__Problem to work on__: Write back every line of the listing exactly, excluding images.

__Dataset__:
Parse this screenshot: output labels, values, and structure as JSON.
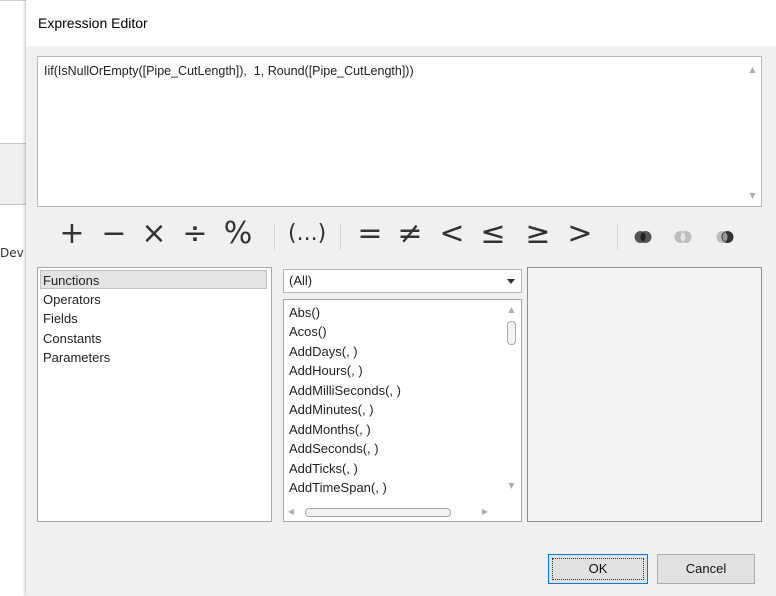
{
  "background": {
    "partial_label": "Dev"
  },
  "dialog": {
    "title": "Expression Editor",
    "expression": "Iif(IsNullOrEmpty([Pipe_CutLength]),  1, Round([Pipe_CutLength]))",
    "operators": [
      "+",
      "−",
      "×",
      "÷",
      "%",
      "(...)",
      "=",
      "≠",
      "<",
      "≤",
      "≥",
      ">"
    ],
    "logic_icons": [
      "and-icon",
      "or-icon",
      "not-icon"
    ],
    "categories": [
      "Functions",
      "Operators",
      "Fields",
      "Constants",
      "Parameters"
    ],
    "selected_category": "Functions",
    "filter_value": "(All)",
    "functions": [
      "Abs()",
      "Acos()",
      "AddDays(, )",
      "AddHours(, )",
      "AddMilliSeconds(, )",
      "AddMinutes(, )",
      "AddMonths(, )",
      "AddSeconds(, )",
      "AddTicks(, )",
      "AddTimeSpan(, )"
    ],
    "description": "",
    "ok_label": "OK",
    "cancel_label": "Cancel"
  }
}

__Solution for this problem__:
Parse this screenshot: output labels, values, and structure as JSON.
{
  "background": {
    "partial_label": "Dev"
  },
  "dialog": {
    "title": "Expression Editor",
    "expression": "Iif(IsNullOrEmpty([Pipe_CutLength]),  1, Round([Pipe_CutLength]))",
    "operators": [
      "+",
      "−",
      "×",
      "÷",
      "%",
      "(...)",
      "=",
      "≠",
      "<",
      "≤",
      "≥",
      ">"
    ],
    "logic_icons": [
      "and-icon",
      "or-icon",
      "not-icon"
    ],
    "categories": [
      "Functions",
      "Operators",
      "Fields",
      "Constants",
      "Parameters"
    ],
    "selected_category": "Functions",
    "filter_value": "(All)",
    "functions": [
      "Abs()",
      "Acos()",
      "AddDays(, )",
      "AddHours(, )",
      "AddMilliSeconds(, )",
      "AddMinutes(, )",
      "AddMonths(, )",
      "AddSeconds(, )",
      "AddTicks(, )",
      "AddTimeSpan(, )"
    ],
    "description": "",
    "ok_label": "OK",
    "cancel_label": "Cancel"
  }
}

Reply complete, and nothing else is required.